Computer professionals may be aware that Adobe Type Manager (ATM) represents a family of computer programs created by Adobe Systems for using with Type 1 fonts. As a matter of fact, ATM was created originally for Apple Macintosh to overcome certain problems.
Prior to the introduction of Macintosh operating systems Mac OS X, Type 1 fonts would appear distorted on the monitor, particularly when set at other sizes. ATM was designed to allow Type 1 fonts to appear evenly at any point size, and to print well to non-PostScript devices.
Years later, Adobe developed ATM into a broad-based Font Management Program calling it ATM Deluxe and retained the original ATM under the new nomenclature ATM Light. Towards the beginning of this century Apple’s Mac OS X as well as Microsoft Windows 2000 and Microsoft XP had the support for Type 1 fonts built into their operating system using ATM Light code brought out by Adobe.
ATM thereafter ceased to have relevance for font imaging or printing. ATM Light, however, is still available in the market for Windows usersbut ATM Deluxe is no longer developed or marketed by Adobe Systems. But the launching of ATM 4.1 for Windows by Adobe marks some useful and moderately functional font management tools.
The ATM 4.1 is a well-designed, user-friendly, four-tab window control panel. The first tab displays the names of any font sets the user has created and installed. The second tab displays all fonts or only active fonts allowing the user to uninstall fonts. The third tab is the heavily used Add Fonts tab where one can create new set of fonts, add and remove the required fonts. Installation of fonts is an easy and simple drag-n-drop operation with a single mouse click. Finally the Settings tab lets the user specify the path to all PostScript structures and Font Metrics files and other TrueType files.
When the user is confronted with many installed fonts, it can become inconvenient and tiring to every time scroll through long font lists to select the few fonts needed. Whereas with font sets, the user has the advantage of activating only the chosen fonts needed at that time.

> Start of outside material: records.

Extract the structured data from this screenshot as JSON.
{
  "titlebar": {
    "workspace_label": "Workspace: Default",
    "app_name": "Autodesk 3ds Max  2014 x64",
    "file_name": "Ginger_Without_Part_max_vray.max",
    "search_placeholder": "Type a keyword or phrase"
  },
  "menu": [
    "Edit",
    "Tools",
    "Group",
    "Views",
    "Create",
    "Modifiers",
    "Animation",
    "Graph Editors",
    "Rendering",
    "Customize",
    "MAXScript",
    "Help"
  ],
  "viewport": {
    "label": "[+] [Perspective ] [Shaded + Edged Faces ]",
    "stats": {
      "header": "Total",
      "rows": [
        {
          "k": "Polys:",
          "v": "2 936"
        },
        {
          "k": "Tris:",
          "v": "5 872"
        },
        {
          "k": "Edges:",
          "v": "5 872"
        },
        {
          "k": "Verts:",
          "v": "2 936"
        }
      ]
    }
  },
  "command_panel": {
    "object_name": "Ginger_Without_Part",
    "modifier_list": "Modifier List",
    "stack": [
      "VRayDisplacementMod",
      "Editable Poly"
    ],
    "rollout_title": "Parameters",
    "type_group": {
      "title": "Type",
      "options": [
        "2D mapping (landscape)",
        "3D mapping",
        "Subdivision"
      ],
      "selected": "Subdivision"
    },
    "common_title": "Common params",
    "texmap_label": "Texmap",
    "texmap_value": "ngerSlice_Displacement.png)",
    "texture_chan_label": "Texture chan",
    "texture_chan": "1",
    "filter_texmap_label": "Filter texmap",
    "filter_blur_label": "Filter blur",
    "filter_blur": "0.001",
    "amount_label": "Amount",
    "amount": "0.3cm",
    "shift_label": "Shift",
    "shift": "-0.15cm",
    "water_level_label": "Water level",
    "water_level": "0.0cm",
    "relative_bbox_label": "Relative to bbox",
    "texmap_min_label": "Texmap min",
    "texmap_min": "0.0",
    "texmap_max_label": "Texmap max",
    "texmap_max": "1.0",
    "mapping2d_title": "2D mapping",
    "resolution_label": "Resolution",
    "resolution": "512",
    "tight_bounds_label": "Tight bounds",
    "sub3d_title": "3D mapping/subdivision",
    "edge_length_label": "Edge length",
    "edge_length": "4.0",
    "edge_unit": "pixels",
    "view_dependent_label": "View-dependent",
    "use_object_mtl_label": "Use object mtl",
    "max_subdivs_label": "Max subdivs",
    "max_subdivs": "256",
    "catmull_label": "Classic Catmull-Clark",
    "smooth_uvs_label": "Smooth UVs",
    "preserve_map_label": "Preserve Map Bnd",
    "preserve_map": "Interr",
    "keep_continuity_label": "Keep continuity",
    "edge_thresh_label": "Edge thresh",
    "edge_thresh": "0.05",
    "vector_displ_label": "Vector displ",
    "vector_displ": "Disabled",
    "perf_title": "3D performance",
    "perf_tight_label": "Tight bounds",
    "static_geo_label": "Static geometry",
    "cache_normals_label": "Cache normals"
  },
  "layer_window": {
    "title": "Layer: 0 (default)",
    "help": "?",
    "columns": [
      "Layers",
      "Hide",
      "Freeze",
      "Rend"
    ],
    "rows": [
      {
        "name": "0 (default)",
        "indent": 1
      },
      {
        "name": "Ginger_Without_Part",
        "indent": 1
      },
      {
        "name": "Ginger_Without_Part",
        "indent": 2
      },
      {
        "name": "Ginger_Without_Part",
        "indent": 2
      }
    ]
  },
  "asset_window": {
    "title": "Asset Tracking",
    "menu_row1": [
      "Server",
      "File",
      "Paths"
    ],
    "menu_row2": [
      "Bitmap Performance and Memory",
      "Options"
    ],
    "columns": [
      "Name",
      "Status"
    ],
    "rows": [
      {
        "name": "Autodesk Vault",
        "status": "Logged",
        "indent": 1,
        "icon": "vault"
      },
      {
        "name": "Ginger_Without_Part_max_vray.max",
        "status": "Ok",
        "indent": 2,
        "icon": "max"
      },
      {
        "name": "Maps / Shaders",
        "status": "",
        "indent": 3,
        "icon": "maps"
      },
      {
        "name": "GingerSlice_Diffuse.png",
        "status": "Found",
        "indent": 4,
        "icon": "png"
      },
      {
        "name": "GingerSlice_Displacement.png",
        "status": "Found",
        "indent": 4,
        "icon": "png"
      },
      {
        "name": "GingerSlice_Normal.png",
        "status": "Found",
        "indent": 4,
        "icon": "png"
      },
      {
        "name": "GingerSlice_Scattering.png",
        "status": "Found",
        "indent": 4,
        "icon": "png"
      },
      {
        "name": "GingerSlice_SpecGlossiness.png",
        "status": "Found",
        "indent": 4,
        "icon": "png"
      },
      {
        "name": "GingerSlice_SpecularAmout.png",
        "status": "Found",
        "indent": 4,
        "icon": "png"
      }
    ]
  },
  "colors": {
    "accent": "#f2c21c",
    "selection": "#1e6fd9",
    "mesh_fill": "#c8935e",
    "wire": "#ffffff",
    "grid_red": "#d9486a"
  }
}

With a little forethought, the user can group the fonts by type, by project, or in any other convenient fashion. There is no harm even if the same font finds a place in more than one font set. Like font installation, creating font sets is also a simple drag and drop. Font sets may be described as the highlight or the core feature of this version of ATM.
Yet another notable feature is the use of Multiple Master fonts that allow the user to take Multiple Master base fonts and work with various attributes such as height or width for customizing the fonts to the user’s specific requirements. When the user installs and/or uninstalls fonts too often, then error messages are bound to occur. ATM 4.1 has two optional features – automatic activation and font substitution – to overcome this annoyance.
If your font management needs are minimal and you work with both TrueType and Type 1 fonts, ATM 4.1 is a good product worth buying.